> [Your assignment]:
Report each line below that carries the word "type".

> [Task inputs]:
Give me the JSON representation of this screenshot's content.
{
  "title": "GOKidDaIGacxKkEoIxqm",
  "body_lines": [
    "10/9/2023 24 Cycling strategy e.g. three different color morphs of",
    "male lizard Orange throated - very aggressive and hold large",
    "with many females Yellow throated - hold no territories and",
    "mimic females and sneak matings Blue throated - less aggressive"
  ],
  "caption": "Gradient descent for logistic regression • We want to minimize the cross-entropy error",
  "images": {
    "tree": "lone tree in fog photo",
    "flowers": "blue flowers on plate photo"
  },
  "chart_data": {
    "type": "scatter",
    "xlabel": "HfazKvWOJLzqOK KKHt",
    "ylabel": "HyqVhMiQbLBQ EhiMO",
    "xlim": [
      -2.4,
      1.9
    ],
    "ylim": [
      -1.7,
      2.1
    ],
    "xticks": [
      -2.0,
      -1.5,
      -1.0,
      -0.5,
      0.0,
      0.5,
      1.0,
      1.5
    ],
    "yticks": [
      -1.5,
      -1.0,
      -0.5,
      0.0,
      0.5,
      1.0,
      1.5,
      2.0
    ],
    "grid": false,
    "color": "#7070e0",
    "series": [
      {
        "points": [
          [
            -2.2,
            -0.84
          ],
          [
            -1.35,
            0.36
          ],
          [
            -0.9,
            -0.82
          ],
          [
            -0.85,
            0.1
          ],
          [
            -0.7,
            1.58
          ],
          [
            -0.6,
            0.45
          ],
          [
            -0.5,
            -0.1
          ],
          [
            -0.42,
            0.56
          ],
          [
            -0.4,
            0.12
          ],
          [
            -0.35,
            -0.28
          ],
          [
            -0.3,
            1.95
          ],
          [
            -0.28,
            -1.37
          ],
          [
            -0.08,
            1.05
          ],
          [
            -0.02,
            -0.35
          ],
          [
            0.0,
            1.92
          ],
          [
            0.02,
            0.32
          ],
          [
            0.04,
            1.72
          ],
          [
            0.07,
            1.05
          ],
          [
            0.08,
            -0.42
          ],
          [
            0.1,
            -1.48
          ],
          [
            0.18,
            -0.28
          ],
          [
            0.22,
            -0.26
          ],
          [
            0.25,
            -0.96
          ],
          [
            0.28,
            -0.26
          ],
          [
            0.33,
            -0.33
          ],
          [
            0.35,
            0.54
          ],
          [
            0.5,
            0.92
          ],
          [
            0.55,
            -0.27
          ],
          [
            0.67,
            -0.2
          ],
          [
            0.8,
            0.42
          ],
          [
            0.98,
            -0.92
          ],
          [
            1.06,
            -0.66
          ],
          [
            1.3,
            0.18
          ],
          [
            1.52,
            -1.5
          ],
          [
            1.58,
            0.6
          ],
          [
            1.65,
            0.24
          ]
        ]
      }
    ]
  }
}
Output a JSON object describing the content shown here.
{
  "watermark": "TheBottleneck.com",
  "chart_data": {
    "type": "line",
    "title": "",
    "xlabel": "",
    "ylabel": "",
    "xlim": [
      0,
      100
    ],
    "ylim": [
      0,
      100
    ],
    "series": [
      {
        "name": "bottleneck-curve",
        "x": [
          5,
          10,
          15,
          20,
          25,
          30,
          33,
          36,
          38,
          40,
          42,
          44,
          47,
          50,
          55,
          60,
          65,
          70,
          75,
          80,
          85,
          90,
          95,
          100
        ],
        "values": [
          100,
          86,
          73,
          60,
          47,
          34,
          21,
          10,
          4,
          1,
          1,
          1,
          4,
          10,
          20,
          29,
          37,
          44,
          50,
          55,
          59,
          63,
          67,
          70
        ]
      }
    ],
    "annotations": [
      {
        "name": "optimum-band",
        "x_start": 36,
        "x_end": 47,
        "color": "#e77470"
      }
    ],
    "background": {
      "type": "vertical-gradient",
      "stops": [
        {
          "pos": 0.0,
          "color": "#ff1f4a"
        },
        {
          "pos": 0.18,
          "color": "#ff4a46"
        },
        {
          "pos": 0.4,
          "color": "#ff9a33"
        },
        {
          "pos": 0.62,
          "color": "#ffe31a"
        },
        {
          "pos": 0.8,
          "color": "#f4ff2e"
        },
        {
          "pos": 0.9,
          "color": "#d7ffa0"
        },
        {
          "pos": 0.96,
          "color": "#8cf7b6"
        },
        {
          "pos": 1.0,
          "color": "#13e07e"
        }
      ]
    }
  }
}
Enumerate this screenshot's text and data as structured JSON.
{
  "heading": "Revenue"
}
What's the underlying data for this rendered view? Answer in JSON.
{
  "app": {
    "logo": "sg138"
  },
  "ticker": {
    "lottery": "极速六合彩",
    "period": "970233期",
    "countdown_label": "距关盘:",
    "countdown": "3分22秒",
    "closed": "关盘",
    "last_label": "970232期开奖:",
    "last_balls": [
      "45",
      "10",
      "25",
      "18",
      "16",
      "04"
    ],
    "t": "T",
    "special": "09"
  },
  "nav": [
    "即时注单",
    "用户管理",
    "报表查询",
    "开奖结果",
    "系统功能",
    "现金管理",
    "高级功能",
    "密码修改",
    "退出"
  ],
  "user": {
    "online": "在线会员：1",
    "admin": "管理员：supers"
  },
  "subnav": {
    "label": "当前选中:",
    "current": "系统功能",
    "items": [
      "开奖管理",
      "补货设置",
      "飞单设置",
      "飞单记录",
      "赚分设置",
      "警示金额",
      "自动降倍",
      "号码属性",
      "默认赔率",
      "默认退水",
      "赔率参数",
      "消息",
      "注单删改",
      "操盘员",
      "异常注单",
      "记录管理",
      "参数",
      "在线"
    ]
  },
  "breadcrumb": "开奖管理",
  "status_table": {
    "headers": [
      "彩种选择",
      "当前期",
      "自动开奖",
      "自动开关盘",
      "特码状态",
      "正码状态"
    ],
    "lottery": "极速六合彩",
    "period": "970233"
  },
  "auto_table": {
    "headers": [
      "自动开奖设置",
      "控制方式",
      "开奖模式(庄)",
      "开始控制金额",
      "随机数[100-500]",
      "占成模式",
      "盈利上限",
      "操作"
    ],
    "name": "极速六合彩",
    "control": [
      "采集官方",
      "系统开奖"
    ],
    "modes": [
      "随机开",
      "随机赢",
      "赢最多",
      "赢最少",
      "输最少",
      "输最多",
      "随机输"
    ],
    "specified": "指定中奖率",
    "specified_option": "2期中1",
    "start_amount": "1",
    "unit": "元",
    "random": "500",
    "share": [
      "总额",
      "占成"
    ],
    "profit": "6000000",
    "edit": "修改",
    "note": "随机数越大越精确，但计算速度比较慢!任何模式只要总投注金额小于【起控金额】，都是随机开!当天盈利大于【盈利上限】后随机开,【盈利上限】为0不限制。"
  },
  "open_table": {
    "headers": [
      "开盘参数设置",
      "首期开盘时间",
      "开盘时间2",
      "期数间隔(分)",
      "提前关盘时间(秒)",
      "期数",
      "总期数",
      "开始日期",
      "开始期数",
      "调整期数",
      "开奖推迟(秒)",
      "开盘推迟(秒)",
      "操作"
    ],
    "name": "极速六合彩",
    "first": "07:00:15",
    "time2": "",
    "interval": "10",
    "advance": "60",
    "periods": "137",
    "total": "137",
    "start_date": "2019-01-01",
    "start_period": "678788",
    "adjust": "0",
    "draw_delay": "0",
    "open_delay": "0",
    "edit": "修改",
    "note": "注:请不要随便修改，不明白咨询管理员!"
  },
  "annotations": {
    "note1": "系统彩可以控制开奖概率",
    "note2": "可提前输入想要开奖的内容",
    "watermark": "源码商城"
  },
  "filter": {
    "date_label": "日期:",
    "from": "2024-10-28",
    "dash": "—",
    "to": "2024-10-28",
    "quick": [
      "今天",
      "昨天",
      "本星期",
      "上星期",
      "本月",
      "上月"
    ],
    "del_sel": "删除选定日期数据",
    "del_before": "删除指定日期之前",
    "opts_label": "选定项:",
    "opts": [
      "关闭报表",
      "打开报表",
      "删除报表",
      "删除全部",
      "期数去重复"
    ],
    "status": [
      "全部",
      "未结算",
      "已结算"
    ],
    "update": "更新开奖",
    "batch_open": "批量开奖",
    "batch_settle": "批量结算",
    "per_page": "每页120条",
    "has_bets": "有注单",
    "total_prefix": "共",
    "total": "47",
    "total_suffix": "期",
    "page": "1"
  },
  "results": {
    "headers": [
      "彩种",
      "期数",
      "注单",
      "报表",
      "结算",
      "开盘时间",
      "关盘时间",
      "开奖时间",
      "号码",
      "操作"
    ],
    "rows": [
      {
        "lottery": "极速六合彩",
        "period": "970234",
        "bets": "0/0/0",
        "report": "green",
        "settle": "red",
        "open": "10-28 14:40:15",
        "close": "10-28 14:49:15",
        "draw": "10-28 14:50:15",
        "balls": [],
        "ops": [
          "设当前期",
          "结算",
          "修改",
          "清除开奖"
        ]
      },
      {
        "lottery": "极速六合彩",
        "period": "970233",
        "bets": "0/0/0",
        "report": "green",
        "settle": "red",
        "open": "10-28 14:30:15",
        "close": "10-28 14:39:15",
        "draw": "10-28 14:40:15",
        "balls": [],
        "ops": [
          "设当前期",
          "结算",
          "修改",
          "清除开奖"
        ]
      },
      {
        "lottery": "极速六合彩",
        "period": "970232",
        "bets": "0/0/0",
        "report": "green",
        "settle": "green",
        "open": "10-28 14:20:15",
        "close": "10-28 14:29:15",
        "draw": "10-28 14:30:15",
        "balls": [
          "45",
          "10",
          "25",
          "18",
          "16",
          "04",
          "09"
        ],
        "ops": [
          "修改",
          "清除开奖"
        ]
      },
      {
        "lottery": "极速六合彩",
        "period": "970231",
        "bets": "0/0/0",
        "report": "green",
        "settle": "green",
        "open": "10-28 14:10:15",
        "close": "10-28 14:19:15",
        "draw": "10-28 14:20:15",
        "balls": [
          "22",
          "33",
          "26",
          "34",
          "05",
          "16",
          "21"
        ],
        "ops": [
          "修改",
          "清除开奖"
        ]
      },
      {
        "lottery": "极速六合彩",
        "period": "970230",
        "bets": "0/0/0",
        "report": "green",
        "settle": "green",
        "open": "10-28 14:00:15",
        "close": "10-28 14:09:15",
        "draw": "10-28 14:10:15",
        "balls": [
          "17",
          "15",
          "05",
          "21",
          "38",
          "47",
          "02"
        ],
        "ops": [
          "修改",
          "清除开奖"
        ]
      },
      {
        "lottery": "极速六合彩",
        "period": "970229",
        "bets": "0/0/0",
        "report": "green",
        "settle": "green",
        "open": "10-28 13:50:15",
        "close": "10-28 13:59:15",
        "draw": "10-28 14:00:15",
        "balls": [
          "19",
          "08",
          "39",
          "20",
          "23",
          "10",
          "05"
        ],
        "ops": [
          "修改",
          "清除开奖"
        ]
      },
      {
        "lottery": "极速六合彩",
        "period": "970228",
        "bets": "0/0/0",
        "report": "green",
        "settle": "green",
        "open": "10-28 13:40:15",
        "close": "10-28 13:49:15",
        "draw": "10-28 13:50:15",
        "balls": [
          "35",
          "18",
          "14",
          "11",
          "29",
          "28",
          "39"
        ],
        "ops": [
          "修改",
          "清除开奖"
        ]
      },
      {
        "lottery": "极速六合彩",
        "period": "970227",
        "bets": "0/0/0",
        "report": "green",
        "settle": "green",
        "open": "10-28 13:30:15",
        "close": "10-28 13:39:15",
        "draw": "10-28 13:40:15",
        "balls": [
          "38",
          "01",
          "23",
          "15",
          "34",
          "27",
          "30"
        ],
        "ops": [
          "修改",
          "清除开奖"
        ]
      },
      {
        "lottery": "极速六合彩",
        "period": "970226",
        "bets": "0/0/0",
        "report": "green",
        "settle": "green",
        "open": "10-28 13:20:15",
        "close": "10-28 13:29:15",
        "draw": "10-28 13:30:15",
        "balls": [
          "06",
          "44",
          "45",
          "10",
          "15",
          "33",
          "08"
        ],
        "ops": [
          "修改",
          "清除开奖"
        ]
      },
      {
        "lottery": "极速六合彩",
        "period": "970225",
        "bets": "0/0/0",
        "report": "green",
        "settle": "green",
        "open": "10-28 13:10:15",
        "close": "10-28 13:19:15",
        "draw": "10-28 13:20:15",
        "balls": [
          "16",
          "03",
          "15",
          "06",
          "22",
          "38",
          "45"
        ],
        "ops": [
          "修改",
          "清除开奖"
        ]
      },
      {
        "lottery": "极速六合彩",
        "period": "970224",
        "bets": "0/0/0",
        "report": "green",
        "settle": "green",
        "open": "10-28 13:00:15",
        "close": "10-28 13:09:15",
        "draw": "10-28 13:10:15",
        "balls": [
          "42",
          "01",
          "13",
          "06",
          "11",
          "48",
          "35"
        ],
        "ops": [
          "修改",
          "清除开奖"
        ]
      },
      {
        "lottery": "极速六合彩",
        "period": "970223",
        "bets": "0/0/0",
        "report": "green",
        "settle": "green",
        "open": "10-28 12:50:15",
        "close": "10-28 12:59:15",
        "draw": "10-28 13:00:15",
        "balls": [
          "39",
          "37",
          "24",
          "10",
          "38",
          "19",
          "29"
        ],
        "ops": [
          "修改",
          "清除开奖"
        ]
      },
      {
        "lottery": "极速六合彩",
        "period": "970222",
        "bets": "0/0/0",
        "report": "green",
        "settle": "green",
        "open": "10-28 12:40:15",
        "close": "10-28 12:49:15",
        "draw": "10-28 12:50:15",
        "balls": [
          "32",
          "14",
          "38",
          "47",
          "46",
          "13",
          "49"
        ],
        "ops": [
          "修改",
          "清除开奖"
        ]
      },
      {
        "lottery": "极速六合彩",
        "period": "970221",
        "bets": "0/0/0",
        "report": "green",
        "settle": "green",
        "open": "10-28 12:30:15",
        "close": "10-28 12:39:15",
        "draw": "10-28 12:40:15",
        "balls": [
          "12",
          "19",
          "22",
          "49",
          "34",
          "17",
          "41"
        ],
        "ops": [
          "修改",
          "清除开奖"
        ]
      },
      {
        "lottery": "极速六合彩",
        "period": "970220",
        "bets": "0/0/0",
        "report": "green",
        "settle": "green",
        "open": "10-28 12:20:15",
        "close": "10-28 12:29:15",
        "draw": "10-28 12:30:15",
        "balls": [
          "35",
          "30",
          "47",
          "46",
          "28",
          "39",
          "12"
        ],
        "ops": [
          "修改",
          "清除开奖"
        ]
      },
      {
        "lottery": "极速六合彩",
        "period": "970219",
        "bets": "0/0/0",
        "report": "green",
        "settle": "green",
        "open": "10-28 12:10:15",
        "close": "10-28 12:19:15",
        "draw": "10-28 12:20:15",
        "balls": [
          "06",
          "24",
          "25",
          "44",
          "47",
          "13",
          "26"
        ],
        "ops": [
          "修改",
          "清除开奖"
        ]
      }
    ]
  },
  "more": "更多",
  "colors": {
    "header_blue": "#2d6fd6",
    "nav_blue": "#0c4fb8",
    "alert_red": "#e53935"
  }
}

> [Task answer]:
    "type": "scatter",
    "type": "line",
      "type": "vertical-gradient",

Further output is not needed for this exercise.